George Bush bet his presidency last night on an up-tick in the economy before election day. Yet compared to what his Democratic foes are proposing, his State of the Union address was a modest beginning to his campaign for re-election.
On what may be the hottest political issue of the year, Mr. Bush spurned Democratic calls for massive health care insurance reform through a "play or pay" plan that would force employers either to provide their employees their employees with coverage or contribute to a government-controlled pool. Instead, he stuck by what he called "our own private health care system." To provide coverage for perhaps half the 35 million American workers who now lack any kind of coverage, he proposed a tax credit of up to $3,750 for low income families to finance their choice of health insurance and medical care.

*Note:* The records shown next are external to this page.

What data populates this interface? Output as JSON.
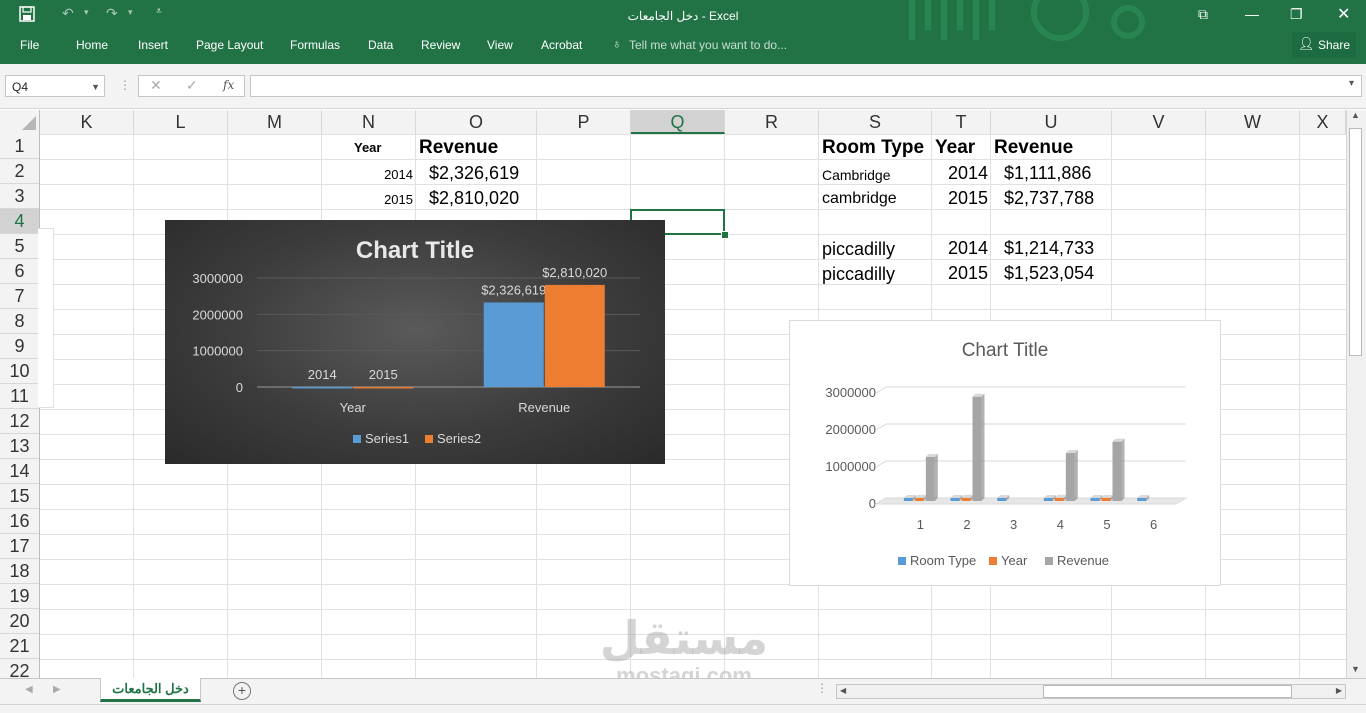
{
  "window": {
    "title": "دخل الجامعات - Excel",
    "share_label": "Share",
    "tell_me": "Tell me what you want to do...",
    "tabs": [
      "File",
      "Home",
      "Insert",
      "Page Layout",
      "Formulas",
      "Data",
      "Review",
      "View",
      "Acrobat"
    ]
  },
  "formula_bar": {
    "name_box": "Q4",
    "formula": ""
  },
  "columns": [
    "K",
    "L",
    "M",
    "N",
    "O",
    "P",
    "Q",
    "R",
    "S",
    "T",
    "U",
    "V",
    "W",
    "X"
  ],
  "selected_column": "Q",
  "rows": [
    "1",
    "2",
    "3",
    "4",
    "5",
    "6",
    "7",
    "8",
    "9",
    "10",
    "11",
    "12",
    "13",
    "14",
    "15",
    "16",
    "17",
    "18",
    "19",
    "20",
    "21",
    "22"
  ],
  "selected_row": "4",
  "cells": {
    "N1": "Year",
    "O1": "Revenue",
    "N2": "2014",
    "O2": "$2,326,619",
    "N3": "2015",
    "O3": "$2,810,020",
    "S1": "Room Type",
    "T1": "Year",
    "U1": "Revenue",
    "S2": "Cambridge",
    "T2": "2014",
    "U2": "$1,111,886",
    "S3": "cambridge",
    "T3": "2015",
    "U3": "$2,737,788",
    "S5": "piccadilly",
    "T5": "2014",
    "U5": "$1,214,733",
    "S6": "piccadilly",
    "T6": "2015",
    "U6": "$1,523,054"
  },
  "sheet_tab": "دخل الجامعات",
  "watermark": {
    "arabic": "مستقل",
    "latin": "mostaqi.com"
  },
  "chart_data": [
    {
      "type": "bar",
      "title": "Chart Title",
      "categories": [
        "Year",
        "Revenue"
      ],
      "series": [
        {
          "name": "Series1",
          "values": [
            2014,
            2326619
          ],
          "data_labels": [
            "2014",
            "$2,326,619"
          ],
          "color": "#5b9bd5"
        },
        {
          "name": "Series2",
          "values": [
            2015,
            2810020
          ],
          "data_labels": [
            "2015",
            "$2,810,020"
          ],
          "color": "#ed7d31"
        }
      ],
      "yticks": [
        "0",
        "1000000",
        "2000000",
        "3000000"
      ],
      "ylim": [
        0,
        3000000
      ],
      "legend": "bottom",
      "grid": true
    },
    {
      "type": "bar",
      "title": "Chart Title",
      "categories": [
        "1",
        "2",
        "3",
        "4",
        "5",
        "6"
      ],
      "series": [
        {
          "name": "Room Type",
          "values": [
            0,
            0,
            0,
            0,
            0,
            0
          ],
          "color": "#5b9bd5"
        },
        {
          "name": "Year",
          "values": [
            2014,
            2015,
            0,
            2014,
            2015,
            0
          ],
          "color": "#ed7d31"
        },
        {
          "name": "Revenue",
          "values": [
            1111886,
            2737788,
            0,
            1214733,
            1523054,
            0
          ],
          "color": "#a5a5a5"
        }
      ],
      "yticks": [
        "0",
        "1000000",
        "2000000",
        "3000000"
      ],
      "ylim": [
        0,
        3000000
      ],
      "legend": "bottom",
      "grid": true
    }
  ]
}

Mr. Bush couched the issue in strak terms by suggesting Americans will reject "a nationalized system which will restrict patient choice in picking a doctor and force the government to ration services arbitrarily. "Actually, he was describing a Canadian-style approach fostered by only a minority of Democrats--presidential hopeful Sen. Bob Kerrey among them. The "play or pay plan," originally proposed by a bipartisan national commission, would be a hybrid system.
What still needs to be thrashed out is how any of these health care plans would be financed. Because the fast-rising cost of Medicare and Mediciad is pushing the federal government ever deeper into debt and putting state governments through the wringer, these entitlement programs might have to be crimped to finance health care reform. And therein lies a political mine field--one incumbents may try to avoid by muddying an already complicated and confusing set of variables.

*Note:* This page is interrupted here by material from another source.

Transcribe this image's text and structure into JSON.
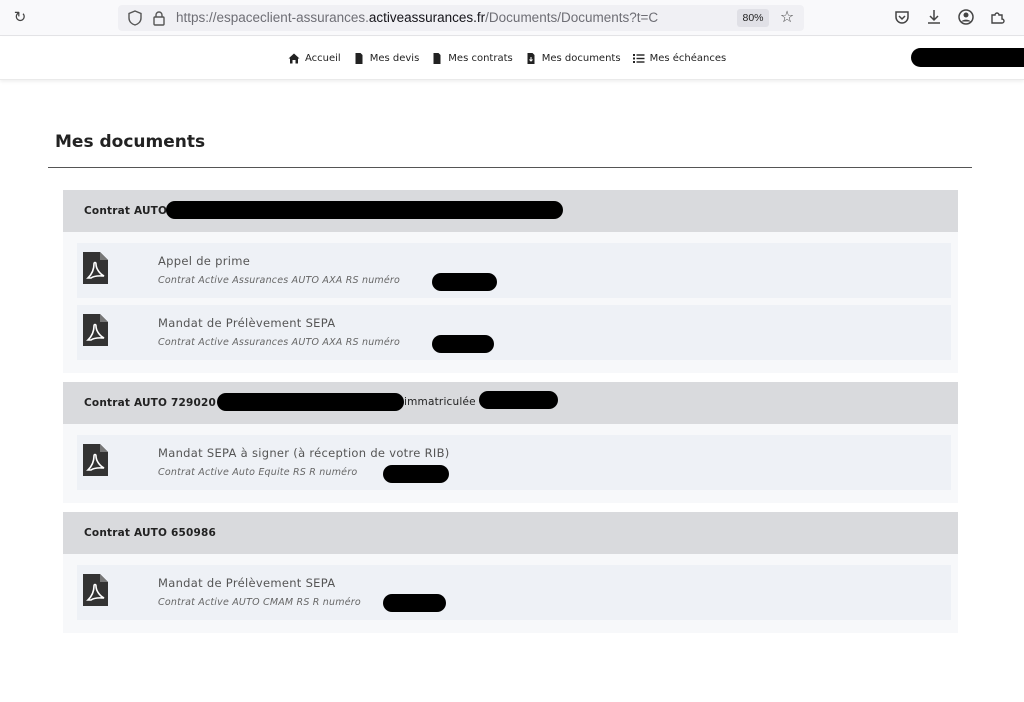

Far simpler will be the coming debate over a "middle class tac cut." Mr. Bush resisted Democratic appeals for a break for average taxpayers that would be paid for bvy soaking the rich. Instead, he came up with his one surprise of the evening--a revision of withholding tax tables that will recieve a year hence.
The president's decision to halt new government regulations and emphasize tax breaks to spur investment and revitalize the real estate market was designed to bring Republican conservatives back into camp. As for the Democratics, the president was eager to do battle. But the struggle will do him little good, even if he wins on debating points, unless the economy turns around.